|My Current Sideline Rig|
So this season I picked up the newly released Sigma 120-300mm F2.8 DG OS HSM. Yes, that's a fixed 2.8 aperture, image stabilized, tele to super-tele zoom! I admit, I had my doubts, I've been burned by the inferior image quality of 3rd party lenses before and vowed 'never-again'. I've also read enough reports of just how poor previous versions of this lens (I think this is the 3rd) was that I never really considered it. But in 2013, Sigma has stepped up thier game and started putting out some really fine lenses. Their new 35mm F1.4 prime is truly a 'best in class' lens and has got owners of Canon and Nikon 35s asking themselves why they spent more and got less. So when I read that this lens would be built to the same standards, my curiosity was piqued.

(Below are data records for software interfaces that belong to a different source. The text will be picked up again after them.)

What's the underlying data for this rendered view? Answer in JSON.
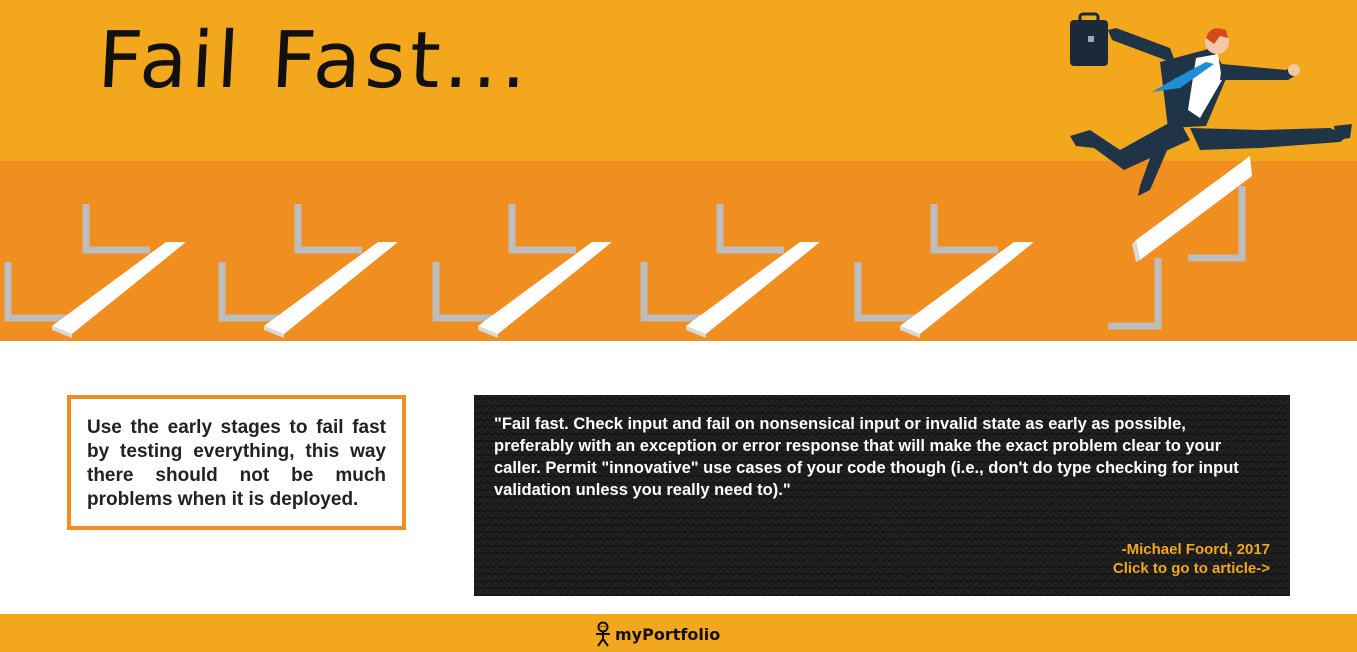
{
  "hero": {
    "title": "Fail Fast...",
    "colors": {
      "banner_top": "#f3a71d",
      "banner_bottom": "#f08e20"
    },
    "illustration": [
      "hurdle-icon",
      "businessman-jumping-icon",
      "briefcase-icon"
    ]
  },
  "callout": {
    "text": "Use the early stages to fail fast by testing everything, this way there should not be much problems when it is deployed.",
    "border_color": "#f08e20"
  },
  "quote": {
    "text": "\"Fail fast. Check input and fail on nonsensical input or invalid state as early as possible, preferably with an exception or error response that will make the exact problem clear to your caller. Permit \"innovative\" use cases of your code though (i.e., don't do type checking for input validation unless you really need to).\"",
    "author": "-Michael Foord, 2017",
    "link_label": "Click to go to article->",
    "accent_color": "#f3a71d"
  },
  "footer": {
    "logo_text": "myPortfolio",
    "logo_icon": "stick-figure-icon"
  }
}
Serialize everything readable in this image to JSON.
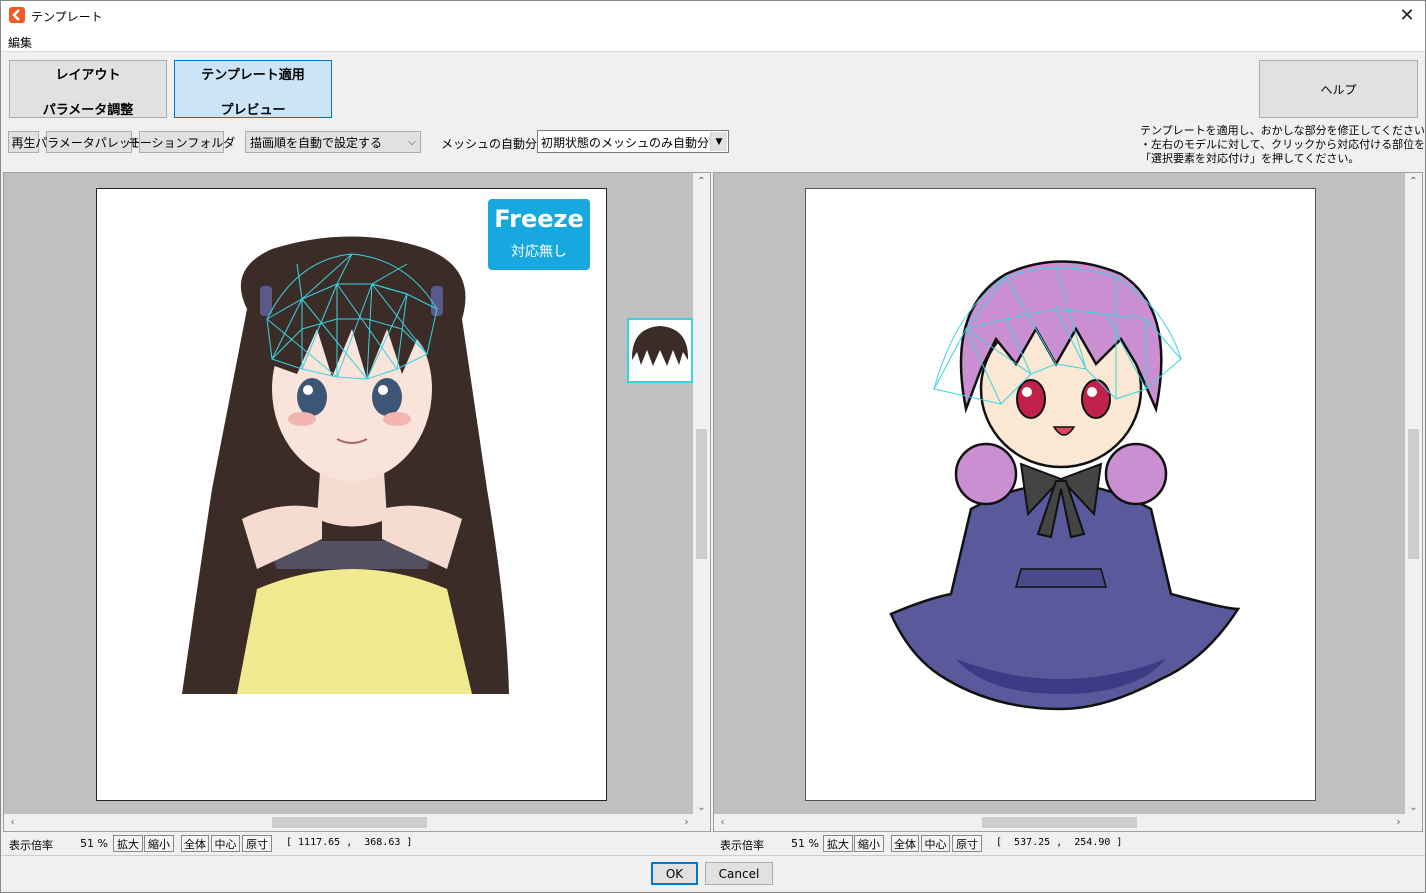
{
  "window": {
    "title": "テンプレート"
  },
  "menu": {
    "edit": "編集"
  },
  "modes": {
    "layout_line1": "レイアウト",
    "layout_line2": "パラメータ調整",
    "template_line1": "テンプレート適用",
    "template_line2": "プレビュー",
    "help": "ヘルプ"
  },
  "toolbar": {
    "play": "再生",
    "param_palette": "パラメータパレット",
    "motion_folder": "モーションフォルダ",
    "draw_order": "描画順を自動で設定する",
    "mesh_label": "メッシュの自動分割",
    "mesh_value": "初期状態のメッシュのみ自動分割"
  },
  "instructions": "テンプレートを適用し、おかしな部分を修正してください。\n・左右のモデルに対して、クリックから対応付ける部位を選び、\n「選択要素を対応付け」を押してください。",
  "freeze": {
    "title": "Freeze",
    "subtitle": "対応無し"
  },
  "left_status": {
    "zoom_label": "表示倍率",
    "zoom_value": "51 %",
    "zoom_in": "拡大",
    "zoom_out": "縮小",
    "fit": "全体",
    "center": "中心",
    "actual": "原寸",
    "coords": "[ 1117.65 ,  368.63 ]"
  },
  "right_status": {
    "zoom_label": "表示倍率",
    "zoom_value": "51 %",
    "zoom_in": "拡大",
    "zoom_out": "縮小",
    "fit": "全体",
    "center": "中心",
    "actual": "原寸",
    "coords": "[  537.25 ,  254.90 ]"
  },
  "dialog": {
    "ok": "OK",
    "cancel": "Cancel"
  },
  "colors": {
    "accent": "#0078d7",
    "selected_mode": "#cce4f7",
    "freeze_badge": "#17a8e0",
    "mesh_lines": "#3ad3e0",
    "app_icon": "#ef5b25"
  }
}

So how did it perform? At first, poorly. I shot two games with it and had a really low 'keeper' rate due to out of focus shots. But after doing a little research, I found that Sigma programs the AF system to prioritize focus accuracy over focus speed. So I used the Sigma USB dock to setup a custom profile for the lens - (there are two custom profile slots that can store different AF speed profiles and AF Microadjustments which is Sigma's work around for the Camera manufacturers not including 3rd party lenses in their in-camera micro focus adjustments). I set mine up for the High Speed setting and went off and shot another game. Keeper rate was MUCH better, pretty close to on par with the ol' Canon 300. This really is a different lens in this mode. Why Sigma doesn't ship their 'Sports' lens with High Speed AF as default is a mystery, but they do.
Now with the focus issue out of the way I could do some comparisons.

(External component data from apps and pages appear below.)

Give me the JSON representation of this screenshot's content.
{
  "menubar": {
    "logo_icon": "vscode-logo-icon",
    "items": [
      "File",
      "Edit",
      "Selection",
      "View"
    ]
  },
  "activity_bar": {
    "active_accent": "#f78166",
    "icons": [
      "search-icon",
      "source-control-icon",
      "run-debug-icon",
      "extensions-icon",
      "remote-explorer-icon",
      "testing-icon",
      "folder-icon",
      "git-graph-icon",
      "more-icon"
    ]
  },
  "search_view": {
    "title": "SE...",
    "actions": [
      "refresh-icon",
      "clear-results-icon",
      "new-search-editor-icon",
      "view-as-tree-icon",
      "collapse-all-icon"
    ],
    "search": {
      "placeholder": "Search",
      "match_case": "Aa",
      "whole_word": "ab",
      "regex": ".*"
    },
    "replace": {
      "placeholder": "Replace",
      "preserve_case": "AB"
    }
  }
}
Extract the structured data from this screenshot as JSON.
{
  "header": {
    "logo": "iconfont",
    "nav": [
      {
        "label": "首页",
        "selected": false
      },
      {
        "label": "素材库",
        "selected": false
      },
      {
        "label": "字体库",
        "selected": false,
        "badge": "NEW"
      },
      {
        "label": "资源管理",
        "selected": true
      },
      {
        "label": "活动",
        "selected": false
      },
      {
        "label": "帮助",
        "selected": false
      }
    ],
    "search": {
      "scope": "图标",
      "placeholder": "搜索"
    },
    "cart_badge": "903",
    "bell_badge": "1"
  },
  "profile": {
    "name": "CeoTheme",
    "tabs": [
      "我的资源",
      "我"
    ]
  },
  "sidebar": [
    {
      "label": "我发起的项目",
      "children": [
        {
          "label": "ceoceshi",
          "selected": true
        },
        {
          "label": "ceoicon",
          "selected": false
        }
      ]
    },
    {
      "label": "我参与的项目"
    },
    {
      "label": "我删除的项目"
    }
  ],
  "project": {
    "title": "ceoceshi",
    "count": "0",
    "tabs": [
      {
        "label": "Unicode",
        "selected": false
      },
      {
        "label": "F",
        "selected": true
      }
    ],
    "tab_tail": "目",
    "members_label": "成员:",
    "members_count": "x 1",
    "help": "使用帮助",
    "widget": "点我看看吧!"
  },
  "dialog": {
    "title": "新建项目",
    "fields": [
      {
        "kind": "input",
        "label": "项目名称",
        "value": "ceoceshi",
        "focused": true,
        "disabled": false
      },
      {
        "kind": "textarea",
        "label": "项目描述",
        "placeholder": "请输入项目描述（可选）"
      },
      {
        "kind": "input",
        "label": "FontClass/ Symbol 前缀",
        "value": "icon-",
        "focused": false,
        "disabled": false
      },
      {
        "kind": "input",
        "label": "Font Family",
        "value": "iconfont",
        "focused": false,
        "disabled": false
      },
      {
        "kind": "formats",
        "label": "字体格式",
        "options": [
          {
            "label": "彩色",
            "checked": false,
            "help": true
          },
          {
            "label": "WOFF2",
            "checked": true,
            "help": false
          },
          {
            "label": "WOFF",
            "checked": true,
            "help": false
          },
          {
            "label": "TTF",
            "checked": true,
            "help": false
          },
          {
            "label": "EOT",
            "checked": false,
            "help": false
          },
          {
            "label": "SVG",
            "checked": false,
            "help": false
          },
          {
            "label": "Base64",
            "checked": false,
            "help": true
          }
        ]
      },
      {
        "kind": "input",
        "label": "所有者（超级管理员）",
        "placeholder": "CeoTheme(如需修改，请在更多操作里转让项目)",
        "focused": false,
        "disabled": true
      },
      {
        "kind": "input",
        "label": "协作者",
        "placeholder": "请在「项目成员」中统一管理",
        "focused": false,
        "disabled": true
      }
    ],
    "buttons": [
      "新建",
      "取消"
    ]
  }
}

Very good - I only shoot this lens wide open and it does a good job. It's not quite as sharp as the Canon 300F2.8L but not much else is. I did find it sharper than the 300F4ISL that I used to own. One peculiar characteristic of this lens is that it doesn't seem as sharp on distant objects - don't know if this has to do with the resolving capability of the lens but I noticed that within 50 yards or so, subjects are tack sharp but as distance increases they tend to go soft - I never experienced this with the Canon.

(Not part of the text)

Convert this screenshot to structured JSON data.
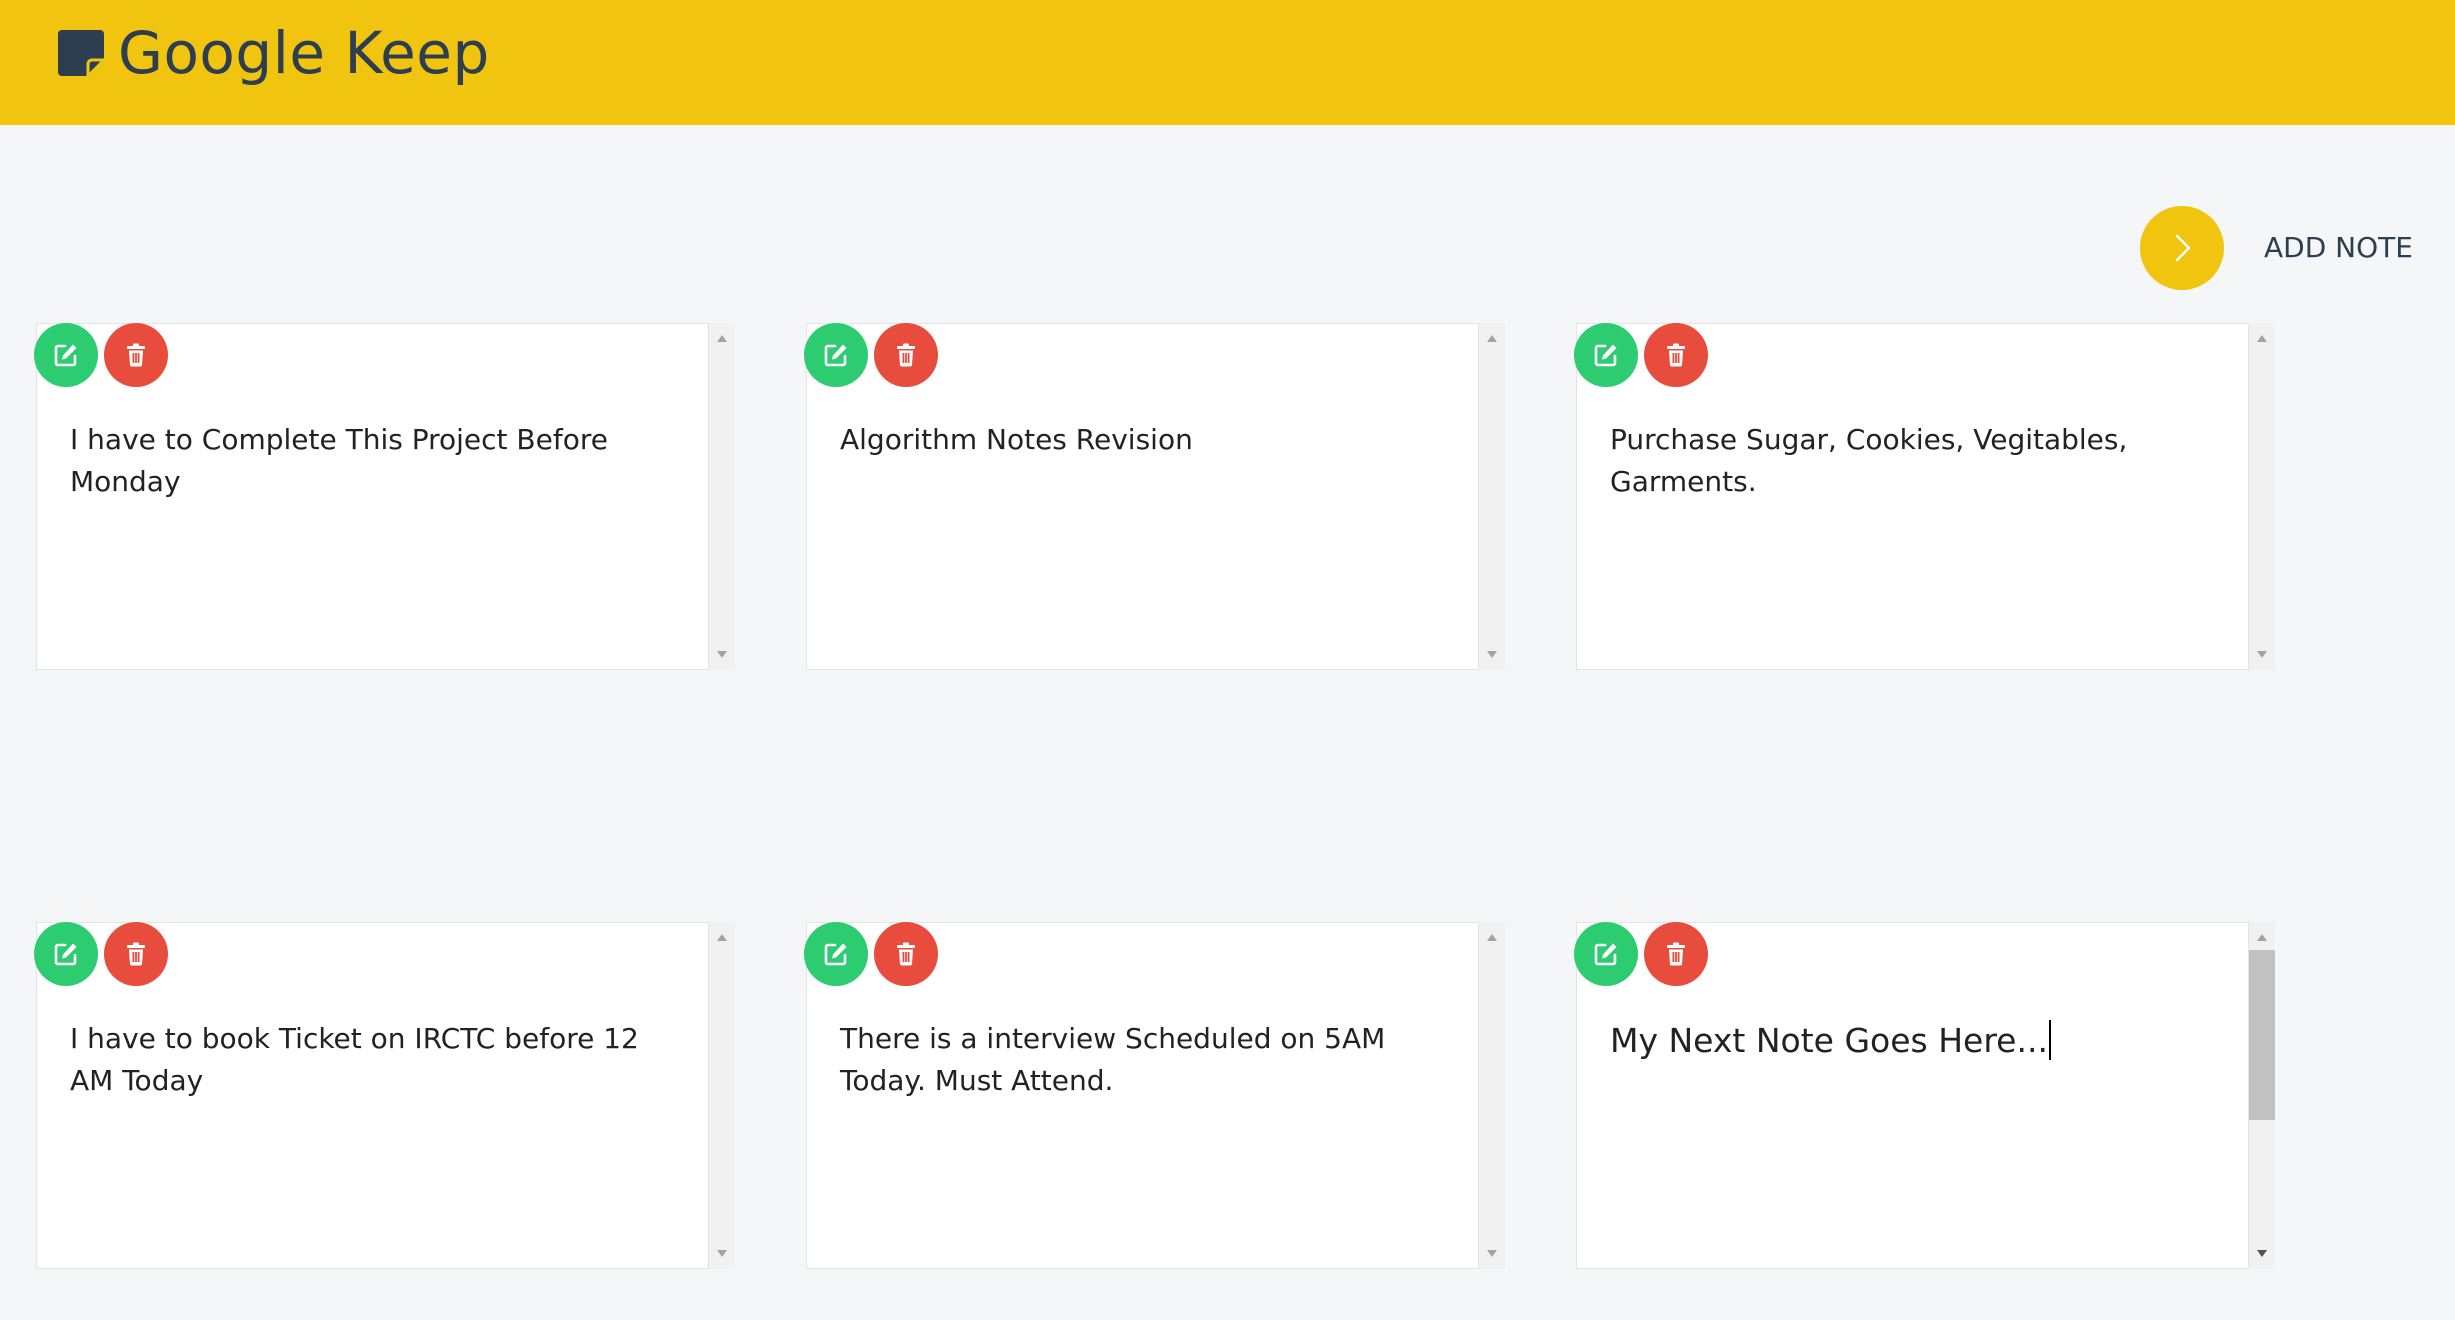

While I don't intend to use this as a portrait lens, good bokeh is important to get subject / background separation and here a think the Sigma is a bit better than the canon. Specular highlights with my canon were often harsh and had an almost crystallized look to them which could be distracting at times, not a problem with the Sigma, nice round soft orbs of light is all you get here.
Color and Contrast
Since I shoot mainly night games under crappy lights I really can't comment on this one other than under the same conditions I'm finding I'm doing a little more 'tweaking' in Lightroom with the Sigma so I'd take it that to mean the Canon is better (at least in this situation)
Obviously, the Sigma is the hands down winner here since the Canon can't zoom. It is just so great to be able to track a subject coming at you and adjust framing at the same time. The 120mm is by no means wide but on a football field, it's enough to capture the entire coaches huddle or snap sideline portraits without having to back way the hell up. It should be noted that the lens is not a parfocal design so focus changes slightly as you zoom, but I don't think that matters much with AF.
|Stretching for the Goal line|
Sigma 120-300 @150mm
Here's a shot of a QB keeper play that went to my side, I was able to zoom out and put a little context to his outstretched ball by capturing some of the goal line. With the Canon this would have been 3/4 shot and while it might have been a nice tight shot of his facial expression, I like having the choice to frame the way I want.
In the end, do I think the Sigma is a keeper? Well, all I have to say is there's a big white lens is on craigslist right now...